#### Assignment
The records below need copying. Match each line exactly.

#### Data to process
====================

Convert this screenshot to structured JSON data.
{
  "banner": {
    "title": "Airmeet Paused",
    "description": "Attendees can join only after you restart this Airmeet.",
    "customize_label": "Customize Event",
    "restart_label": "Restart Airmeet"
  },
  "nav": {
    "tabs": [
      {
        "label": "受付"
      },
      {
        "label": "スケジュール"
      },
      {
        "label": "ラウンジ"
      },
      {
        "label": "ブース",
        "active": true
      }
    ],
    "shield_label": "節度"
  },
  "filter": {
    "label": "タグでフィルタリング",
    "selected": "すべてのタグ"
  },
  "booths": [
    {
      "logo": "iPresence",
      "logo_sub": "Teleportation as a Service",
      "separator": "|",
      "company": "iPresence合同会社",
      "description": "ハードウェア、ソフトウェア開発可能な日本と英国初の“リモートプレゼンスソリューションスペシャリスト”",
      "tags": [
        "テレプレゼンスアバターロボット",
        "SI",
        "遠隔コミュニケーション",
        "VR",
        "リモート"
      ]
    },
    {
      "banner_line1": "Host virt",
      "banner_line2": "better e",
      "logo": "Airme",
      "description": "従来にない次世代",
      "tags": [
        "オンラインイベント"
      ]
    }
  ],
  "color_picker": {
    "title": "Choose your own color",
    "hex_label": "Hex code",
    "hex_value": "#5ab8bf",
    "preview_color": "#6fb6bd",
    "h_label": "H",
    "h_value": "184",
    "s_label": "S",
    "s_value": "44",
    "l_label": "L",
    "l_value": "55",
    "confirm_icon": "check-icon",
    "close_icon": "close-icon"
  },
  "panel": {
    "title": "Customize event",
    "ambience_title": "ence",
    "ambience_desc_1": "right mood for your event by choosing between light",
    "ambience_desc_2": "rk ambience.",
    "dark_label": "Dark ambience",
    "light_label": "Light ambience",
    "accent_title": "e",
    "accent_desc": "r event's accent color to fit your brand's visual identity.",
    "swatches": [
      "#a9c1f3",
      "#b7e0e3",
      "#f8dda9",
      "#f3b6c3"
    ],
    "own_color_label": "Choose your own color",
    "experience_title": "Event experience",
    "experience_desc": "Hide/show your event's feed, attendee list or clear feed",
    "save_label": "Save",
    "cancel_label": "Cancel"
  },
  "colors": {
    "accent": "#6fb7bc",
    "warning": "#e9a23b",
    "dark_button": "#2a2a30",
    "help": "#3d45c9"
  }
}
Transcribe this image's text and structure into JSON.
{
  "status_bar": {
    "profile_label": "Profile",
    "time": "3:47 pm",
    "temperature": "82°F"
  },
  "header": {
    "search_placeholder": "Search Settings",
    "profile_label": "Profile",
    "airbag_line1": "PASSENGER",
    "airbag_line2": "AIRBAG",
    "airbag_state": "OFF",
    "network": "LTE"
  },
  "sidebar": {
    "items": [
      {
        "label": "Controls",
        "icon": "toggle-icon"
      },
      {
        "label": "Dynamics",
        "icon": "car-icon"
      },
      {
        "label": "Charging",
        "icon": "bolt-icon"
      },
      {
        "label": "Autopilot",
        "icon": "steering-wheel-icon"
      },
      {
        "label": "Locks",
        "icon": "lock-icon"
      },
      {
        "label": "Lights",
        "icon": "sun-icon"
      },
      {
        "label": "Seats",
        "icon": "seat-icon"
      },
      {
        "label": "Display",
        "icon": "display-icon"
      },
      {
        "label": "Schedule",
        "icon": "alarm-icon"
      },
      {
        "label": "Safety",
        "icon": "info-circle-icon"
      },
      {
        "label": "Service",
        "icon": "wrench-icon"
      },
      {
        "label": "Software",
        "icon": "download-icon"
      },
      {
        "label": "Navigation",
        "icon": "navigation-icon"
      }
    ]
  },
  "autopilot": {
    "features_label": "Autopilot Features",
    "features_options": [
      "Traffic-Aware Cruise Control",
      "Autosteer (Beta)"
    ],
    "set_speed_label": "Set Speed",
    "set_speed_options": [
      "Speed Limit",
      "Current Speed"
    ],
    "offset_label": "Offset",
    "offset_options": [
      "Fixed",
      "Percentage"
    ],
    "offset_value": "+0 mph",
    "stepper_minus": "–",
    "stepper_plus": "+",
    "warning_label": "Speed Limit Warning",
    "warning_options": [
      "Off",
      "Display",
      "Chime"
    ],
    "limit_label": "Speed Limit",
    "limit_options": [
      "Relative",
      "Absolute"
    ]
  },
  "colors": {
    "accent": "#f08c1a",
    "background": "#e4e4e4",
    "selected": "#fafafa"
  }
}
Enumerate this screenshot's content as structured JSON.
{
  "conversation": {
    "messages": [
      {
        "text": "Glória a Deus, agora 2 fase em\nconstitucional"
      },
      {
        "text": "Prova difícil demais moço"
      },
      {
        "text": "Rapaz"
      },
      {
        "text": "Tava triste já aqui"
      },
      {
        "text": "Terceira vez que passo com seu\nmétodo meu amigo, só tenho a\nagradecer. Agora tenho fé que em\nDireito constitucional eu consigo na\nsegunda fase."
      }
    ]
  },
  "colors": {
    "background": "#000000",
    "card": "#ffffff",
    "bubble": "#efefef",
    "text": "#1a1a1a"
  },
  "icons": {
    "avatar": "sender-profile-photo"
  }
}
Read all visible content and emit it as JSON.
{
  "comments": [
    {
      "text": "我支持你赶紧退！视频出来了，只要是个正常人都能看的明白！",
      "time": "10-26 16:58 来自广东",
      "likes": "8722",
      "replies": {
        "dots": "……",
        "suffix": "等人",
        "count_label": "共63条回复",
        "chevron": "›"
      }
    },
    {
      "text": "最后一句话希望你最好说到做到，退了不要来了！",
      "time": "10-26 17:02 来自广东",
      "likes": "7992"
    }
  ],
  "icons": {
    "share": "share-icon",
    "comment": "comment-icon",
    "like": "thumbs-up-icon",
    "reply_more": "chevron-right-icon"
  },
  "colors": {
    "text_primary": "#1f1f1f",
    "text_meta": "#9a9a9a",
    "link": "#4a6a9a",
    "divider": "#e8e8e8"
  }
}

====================

#### Expected answer
Convert this screenshot to structured JSON data.
{
  "banner": {
    "title": "Airmeet Paused",
    "description": "Attendees can join only after you restart this Airmeet.",
    "customize_label": "Customize Event",
    "restart_label": "Restart Airmeet"
  },
  "nav": {
    "tabs": [
      {
        "label": "受付"
      },
      {
        "label": "スケジュール"
      },
      {
        "label": "ラウンジ"
      },
      {
        "label": "ブース",
        "active": true
      }
    ],
    "shield_label": "節度"
  },
  "filter": {
    "label": "タグでフィルタリング",
    "selected": "すべてのタグ"
  },
  "booths": [
    {
      "logo": "iPresence",
      "logo_sub": "Teleportation as a Service",
      "separator": "|",
      "company": "iPresence合同会社",
      "description": "ハードウェア、ソフトウェア開発可能な日本と英国初の“リモートプレゼンスソリューションスペシャリスト”",
      "tags": [
        "テレプレゼンスアバターロボット",
        "SI",
        "遠隔コミュニケーション",
        "VR",
        "リモート"
      ]
    },
    {
      "banner_line1": "Host virt",
      "banner_line2": "better e",
      "logo": "Airme",
      "description": "従来にない次世代",
      "tags": [
        "オンラインイベント"
      ]
    }
  ],
  "color_picker": {
    "title": "Choose your own color",
    "hex_label": "Hex code",
    "hex_value": "#5ab8bf",
    "preview_color": "#6fb6bd",
    "h_label": "H",
    "h_value": "184",
    "s_label": "S",
    "s_value": "44",
    "l_label": "L",
    "l_value": "55",
    "confirm_icon": "check-icon",
    "close_icon": "close-icon"
  },
  "panel": {
    "title": "Customize event",
    "ambience_title": "ence",
    "ambience_desc_1": "right mood for your event by choosing between light",
    "ambience_desc_2": "rk ambience.",
    "dark_label": "Dark ambience",
    "light_label": "Light ambience",
    "accent_title": "e",
    "accent_desc": "r event's accent color to fit your brand's visual identity.",
    "swatches": [
      "#a9c1f3",
      "#b7e0e3",
      "#f8dda9",
      "#f3b6c3"
    ],
    "own_color_label": "Choose your own color",
    "experience_title": "Event experience",
    "experience_desc": "Hide/show your event's feed, attendee list or clear feed",
    "save_label": "Save",
    "cancel_label": "Cancel"
  },
  "colors": {
    "accent": "#6fb7bc",
    "warning": "#e9a23b",
    "dark_button": "#2a2a30",
    "help": "#3d45c9"
  }
}
Transcribe this image's text and structure into JSON.
{
  "status_bar": {
    "profile_label": "Profile",
    "time": "3:47 pm",
    "temperature": "82°F"
  },
  "header": {
    "search_placeholder": "Search Settings",
    "profile_label": "Profile",
    "airbag_line1": "PASSENGER",
    "airbag_line2": "AIRBAG",
    "airbag_state": "OFF",
    "network": "LTE"
  },
  "sidebar": {
    "items": [
      {
        "label": "Controls",
        "icon": "toggle-icon"
      },
      {
        "label": "Dynamics",
        "icon": "car-icon"
      },
      {
        "label": "Charging",
        "icon": "bolt-icon"
      },
      {
        "label": "Autopilot",
        "icon": "steering-wheel-icon"
      },
      {
        "label": "Locks",
        "icon": "lock-icon"
      },
      {
        "label": "Lights",
        "icon": "sun-icon"
      },
      {
        "label": "Seats",
        "icon": "seat-icon"
      },
      {
        "label": "Display",
        "icon": "display-icon"
      },
      {
        "label": "Schedule",
        "icon": "alarm-icon"
      },
      {
        "label": "Safety",
        "icon": "info-circle-icon"
      },
      {
        "label": "Service",
        "icon": "wrench-icon"
      },
      {
        "label": "Software",
        "icon": "download-icon"
      },
      {
        "label": "Navigation",
        "icon": "navigation-icon"
      }
    ]
  },
  "autopilot": {
    "features_label": "Autopilot Features",
    "features_options": [
      "Traffic-Aware Cruise Control",
      "Autosteer (Beta)"
    ],
    "set_speed_label": "Set Speed",
    "set_speed_options": [
      "Speed Limit",
      "Current Speed"
    ],
    "offset_label": "Offset",
    "offset_options": [
      "Fixed",
      "Percentage"
    ],
    "offset_value": "+0 mph",
    "stepper_minus": "–",
    "stepper_plus": "+",
    "warning_label": "Speed Limit Warning",
    "warning_options": [
      "Off",
      "Display",
      "Chime"
    ],
    "limit_label": "Speed Limit",
    "limit_options": [
      "Relative",
      "Absolute"
    ]
  },
  "colors": {
    "accent": "#f08c1a",
    "background": "#e4e4e4",
    "selected": "#fafafa"
  }
}
Enumerate this screenshot's content as structured JSON.
{
  "conversation": {
    "messages": [
      {
        "text": "Glória a Deus, agora 2 fase em\nconstitucional"
      },
      {
        "text": "Prova difícil demais moço"
      },
      {
        "text": "Rapaz"
      },
      {
        "text": "Tava triste já aqui"
      },
      {
        "text": "Terceira vez que passo com seu\nmétodo meu amigo, só tenho a\nagradecer. Agora tenho fé que em\nDireito constitucional eu consigo na\nsegunda fase."
      }
    ]
  },
  "colors": {
    "background": "#000000",
    "card": "#ffffff",
    "bubble": "#efefef",
    "text": "#1a1a1a"
  },
  "icons": {
    "avatar": "sender-profile-photo"
  }
}
Read all visible content and emit it as JSON.
{
  "comments": [
    {
      "text": "我支持你赶紧退！视频出来了，只要是个正常人都能看的明白！",
      "time": "10-26 16:58 来自广东",
      "likes": "8722",
      "replies": {
        "dots": "……",
        "suffix": "等人",
        "count_label": "共63条回复",
        "chevron": "›"
      }
    },
    {
      "text": "最后一句话希望你最好说到做到，退了不要来了！",
      "time": "10-26 17:02 来自广东",
      "likes": "7992"
    }
  ],
  "icons": {
    "share": "share-icon",
    "comment": "comment-icon",
    "like": "thumbs-up-icon",
    "reply_more": "chevron-right-icon"
  },
  "colors": {
    "text_primary": "#1f1f1f",
    "text_meta": "#9a9a9a",
    "link": "#4a6a9a",
    "divider": "#e8e8e8"
  }
}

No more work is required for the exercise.